wholly foreign-owned enterprises within three years.
Expanding trading rights
China has also committed to expand the business scope of enterprises with foreign trading rights to include agency business and has clarified that trading rights will be extended to both FIEs and foreign companies without a presence in China. This liberalisation of the trading rights regime will eliminate the need to use intermediaries to import and export goods.
In fact, progress has already been made in this sector in a notice issued in July 2001, which makes provisions for limited import/export rights to manufacturing FIEs, foreign-invested holding companies and foreign- invested research and development companies. Fulfilling certain requirements, the notice permits: manufacturing FIEs to purchase and export non-state-controlled goods; holding companies to import products in small quantities from their parent companies and sell them on a trial basis; and foreign-invested research and development companies to import and sell their parent companies’ high-tech products in small quantities.
It is also important to note that in the past many foreign investors set up companies in Shanghai’s Waigaoqiao free trade zone to conduct domestic trade. Wholly foreignowned trading companies established in Waigaoqiao can conduct international, domestic and intra-zone trade. Trading companies can purchase foreign or domestically produced goods and sell directly, either in yuan or foreign currency, to customers in China and abroad, through the Waigaoqiao commodities exchanges. The commodities exchanges clear the goods through customs and issue VAT invoices for a fee. Once goods are brought into China, import duties apply.

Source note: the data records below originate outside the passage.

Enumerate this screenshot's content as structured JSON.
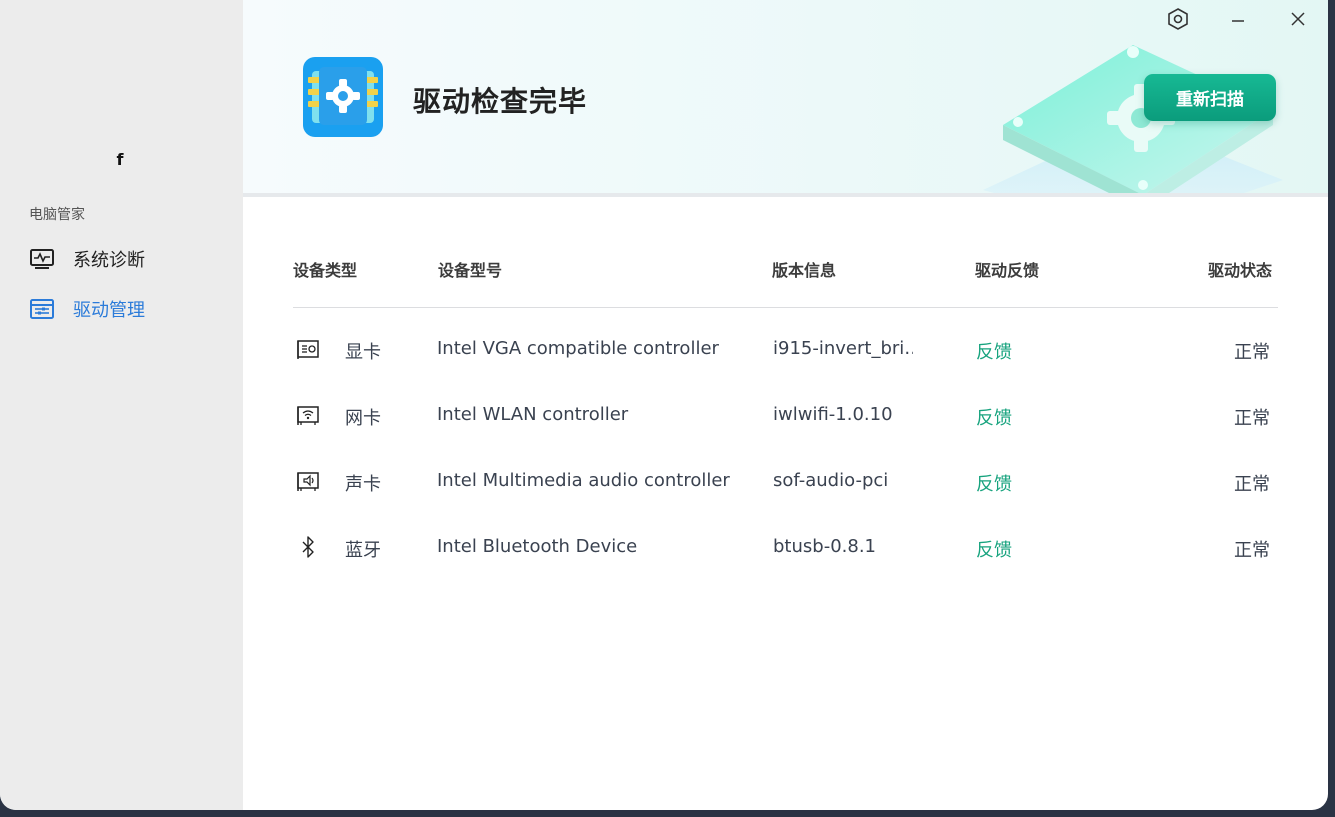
{
  "sidebar": {
    "letter": "f",
    "group_title": "电脑管家",
    "items": [
      {
        "label": "系统诊断",
        "icon": "monitor-pulse-icon"
      },
      {
        "label": "驱动管理",
        "icon": "driver-list-icon",
        "active": true
      }
    ]
  },
  "header": {
    "title": "驱动检查完毕",
    "rescan_label": "重新扫描",
    "logo_icon": "driver-chip-gear-icon"
  },
  "window": {
    "settings_icon": "settings-hex-icon",
    "minimize_icon": "minimize-icon",
    "close_icon": "close-icon"
  },
  "table": {
    "columns": {
      "type": "设备类型",
      "model": "设备型号",
      "version": "版本信息",
      "feedback": "驱动反馈",
      "status": "驱动状态"
    },
    "rows": [
      {
        "icon": "display-card-icon",
        "type": "显卡",
        "model": "Intel VGA compatible controller",
        "version": "i915-invert_bri…",
        "feedback": "反馈",
        "status": "正常"
      },
      {
        "icon": "network-card-icon",
        "type": "网卡",
        "model": "Intel WLAN controller",
        "version": "iwlwifi-1.0.10",
        "feedback": "反馈",
        "status": "正常"
      },
      {
        "icon": "sound-card-icon",
        "type": "声卡",
        "model": "Intel Multimedia audio controller",
        "version": "sof-audio-pci",
        "feedback": "反馈",
        "status": "正常"
      },
      {
        "icon": "bluetooth-icon",
        "type": "蓝牙",
        "model": "Intel Bluetooth Device",
        "version": "btusb-0.8.1",
        "feedback": "反馈",
        "status": "正常"
      }
    ]
  },
  "colors": {
    "accent_blue": "#2b7bd9",
    "accent_green": "#17a37e",
    "button_green": "#0fa886"
  }
}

With the liberalisation of the trading rights regime, using Waigaoqiao trading companies to conduct domestic trade will likely lose its appeal to foreign investors. Waigaoqiao companies operate outside the territory of Chinese customs and are treated as foreign companies for customs purposes. Once FIEs are permitted to engage in foreign trade, it may be more efficient to position trading companies inside China.
This article was written by Joanna Ip, a manager in the tax division of Deloitte Touche Tohmatsu in Hong Kong. She can be contacted at firstname.lastname@example.org.